Can Past Convictions Be Used Against You in Your Personal Injury Case?
As our South Florida personal injury lawyers know, a prior criminal conviction can be used against you in a personal injury case in which you are a plaintiff. Florida Statute § 90.610 deals with when a conviction may be used for impeachment purposes. This article will explore whether convictions can be used against you in your personal injury case.
First, let’s address how this would come up. As our personal injury lawyers at Aronberg, Aronberg & Green know, the majority of personal injury disputes settle before litigation commences. More often than not, the parties feel that it will be too expensive to pursue a jury trial and opt to agree to a payment out-of-court. If a case never gets to trial, then § 90.610 has no practical applicability — except for in one important respect, which we will discuss below.

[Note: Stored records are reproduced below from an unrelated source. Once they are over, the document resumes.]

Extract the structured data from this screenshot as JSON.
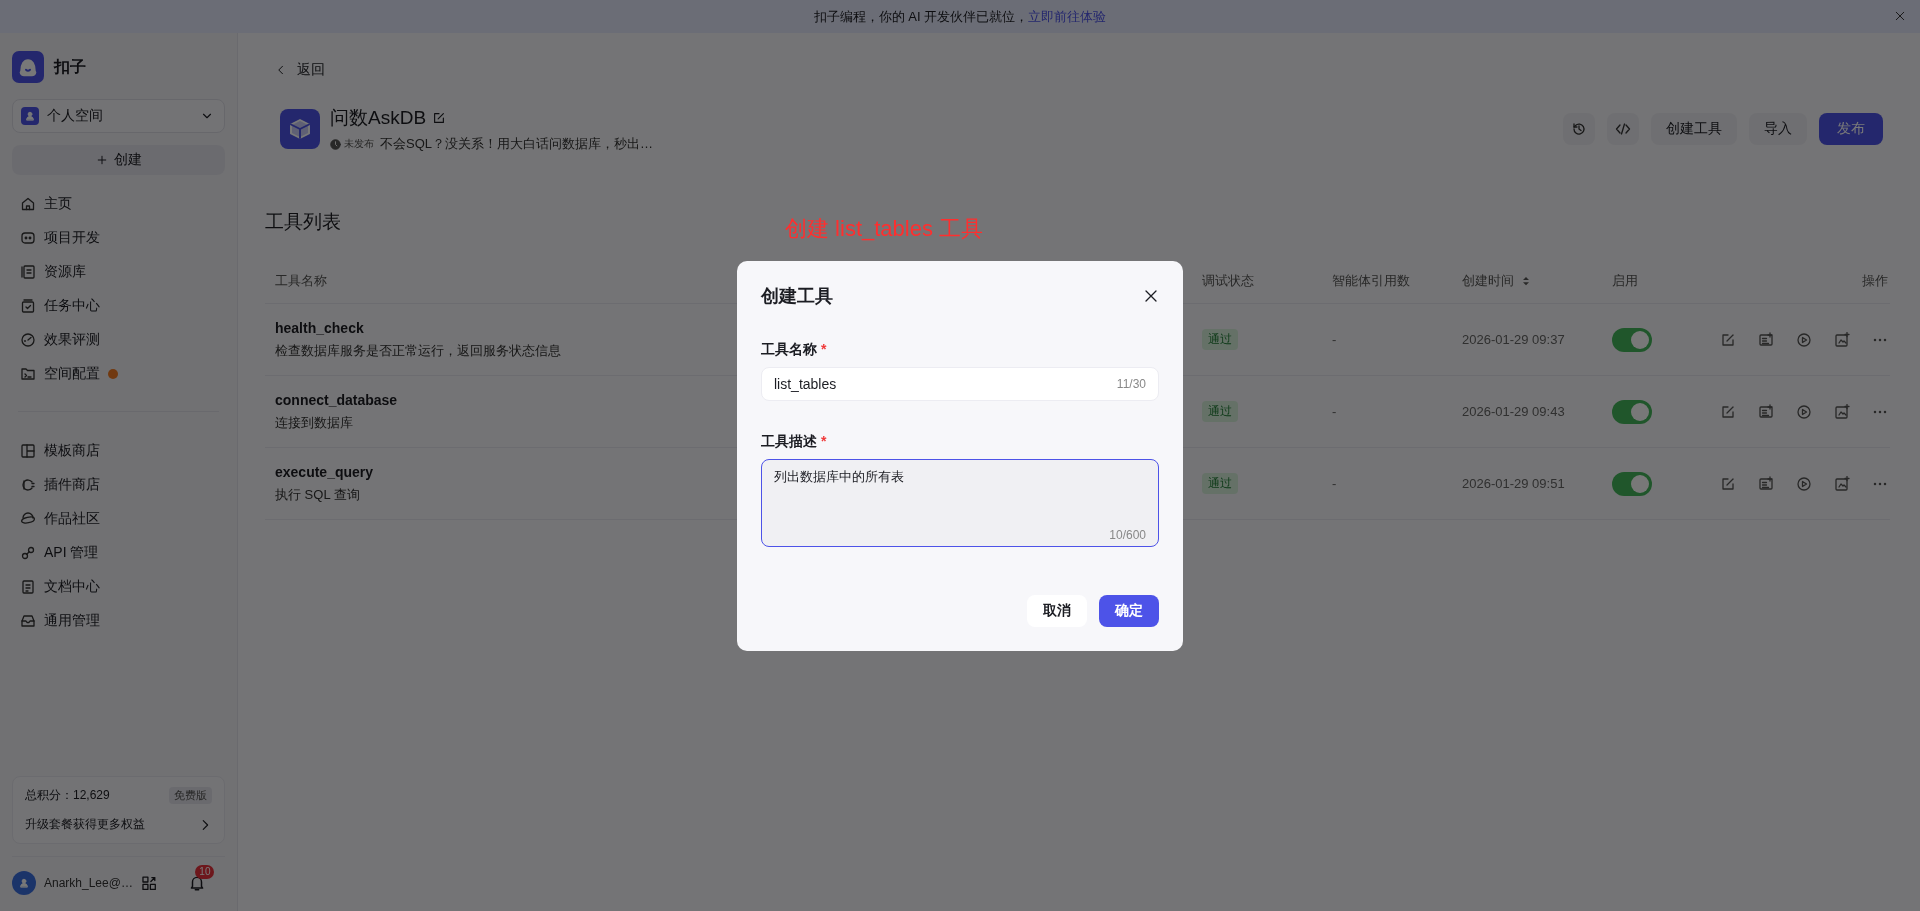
{
  "banner": {
    "text": "扣子编程，你的 AI 开发伙伴已就位，",
    "link": "立即前往体验"
  },
  "sidebar": {
    "brand": "扣子",
    "space": "个人空间",
    "create": "创建",
    "nav_groups": [
      [
        {
          "label": "主页",
          "notice": false
        },
        {
          "label": "项目开发",
          "notice": false
        },
        {
          "label": "资源库",
          "notice": false
        },
        {
          "label": "任务中心",
          "notice": false
        },
        {
          "label": "效果评测",
          "notice": false
        },
        {
          "label": "空间配置",
          "notice": true
        }
      ],
      [
        {
          "label": "模板商店",
          "notice": false
        },
        {
          "label": "插件商店",
          "notice": false
        },
        {
          "label": "作品社区",
          "notice": false
        },
        {
          "label": "API 管理",
          "notice": false
        },
        {
          "label": "文档中心",
          "notice": false
        },
        {
          "label": "通用管理",
          "notice": false
        }
      ]
    ],
    "points": {
      "label": "总积分：12,629",
      "plan": "免费版",
      "upgrade": "升级套餐获得更多权益"
    },
    "user": {
      "name": "Anarkh_Lee@…",
      "notifications": "10"
    }
  },
  "header": {
    "back": "返回",
    "title": "问数AskDB",
    "status": "未发布",
    "description": "不会SQL？没关系！用大白话问数据库，秒出…",
    "actions": [
      {
        "label": "创建工具",
        "primary": false
      },
      {
        "label": "导入",
        "primary": false
      },
      {
        "label": "发布",
        "primary": true
      }
    ]
  },
  "tools": {
    "title": "工具列表",
    "columns": [
      {
        "label": "工具名称",
        "sortable": false
      },
      {
        "label": "调试状态",
        "sortable": false
      },
      {
        "label": "智能体引用数",
        "sortable": false
      },
      {
        "label": "创建时间",
        "sortable": true
      },
      {
        "label": "启用",
        "sortable": false
      },
      {
        "label": "操作",
        "sortable": false
      }
    ],
    "rows": [
      {
        "name": "health_check",
        "description": "检查数据库服务是否正常运行，返回服务状态信息",
        "debug_status": "通过",
        "references": "-",
        "created": "2026-01-29 09:37",
        "enabled": true
      },
      {
        "name": "connect_database",
        "description": "连接到数据库",
        "debug_status": "通过",
        "references": "-",
        "created": "2026-01-29 09:43",
        "enabled": true
      },
      {
        "name": "execute_query",
        "description": "执行 SQL 查询",
        "debug_status": "通过",
        "references": "-",
        "created": "2026-01-29 09:51",
        "enabled": true
      }
    ]
  },
  "annotation": "创建 list_tables 工具",
  "dialog": {
    "title": "创建工具",
    "fields": [
      {
        "kind": "input",
        "label": "工具名称",
        "required_mark": "*",
        "value": "list_tables",
        "counter": "11/30",
        "focused": false
      },
      {
        "kind": "textarea",
        "label": "工具描述",
        "required_mark": "*",
        "value": "列出数据库中的所有表",
        "counter": "10/600",
        "focused": true
      }
    ],
    "buttons": [
      {
        "label": "取消",
        "primary": false
      },
      {
        "label": "确定",
        "primary": true
      }
    ]
  }
}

But if your personal injury case goes to trial, you may very well choose to testify. If you do, Florida Statute § 90.610 — part of the Evidence section of the state statutes — says that certain prior convictions can be used to impeach your credibility. In other words, on cross-examination, the defendant’s lawyer can use certain types of prior criminal convictions to imply that the jury should not necessarily believe you are telling the truth.
Florida Statute § 90.610 provides that a party (in this case, the defendant, through his or her lawyer) may attack the credibility of any witness (including you, the plaintiff) by evidence that the witness has been convicted of a crime punishable by death or imprisonment in excess of 1 year or if the crime involved “dishonesty or a false statement” regardless of the punishment. In plain language, our personal injury lawyers know, that means that the defense lawyer can impeach your credibility with evidence that you have either been convicted of a felony or of any other crime involving dishonesty or a false statement. In Florida, a crime involving dishonesty or a false statement may include crimes such as fraud, theft, etc.
However, that rule of evidence has certain exceptions applicable to our personal injury case scenario:
- First, the evidence cannot be used in the civil trial if it is “so remote in time as to have no bearing on the present character of the witness.” In other words, if a person brings a personal injury suit in 2017 and they were convicted of a felony in 1965, evidence of the conviction may not come in to evidence.
- Second, evidence of juvenile adjudications can’t be admitted for impeachment under § 90.610.
- Lastly, nothing in § 90.610 affects whether or not evidence is otherwise admissible under other evidence sections of the Florida statutes, including § 90.404 or § 90.608.
Earlier, we discussed how most cases settle. But even in the settlement stage, the Florida Rule of Evidence providing for the use of prior convictions to impeach can be used to the benefit of a defendant. As our personal injury lawyers know, a defendant and his or her lawyer may pressure a plaintiff into settling by implying that if the plaintiff gets on the stand in a trial, their lawyer will use their prior conviction against them. Thus, and unfortunately, the fact of a prior conviction admissible under § 90.610 can be used as leverage in the settlement process.
Having the law on your side is a good thing. But knowing the law, and all of its intricacies, can be even more important. This issue is one of many which demonstrate why it’s so important that you retain a skilled personal injury lawyer to handle your injury case. And when you do retain an attorney, it is vital that you tell him or her about anything which may be relevant to your case. And, as we have discussed in this blog, whether or not you have a prior conviction can affect how your case turns out.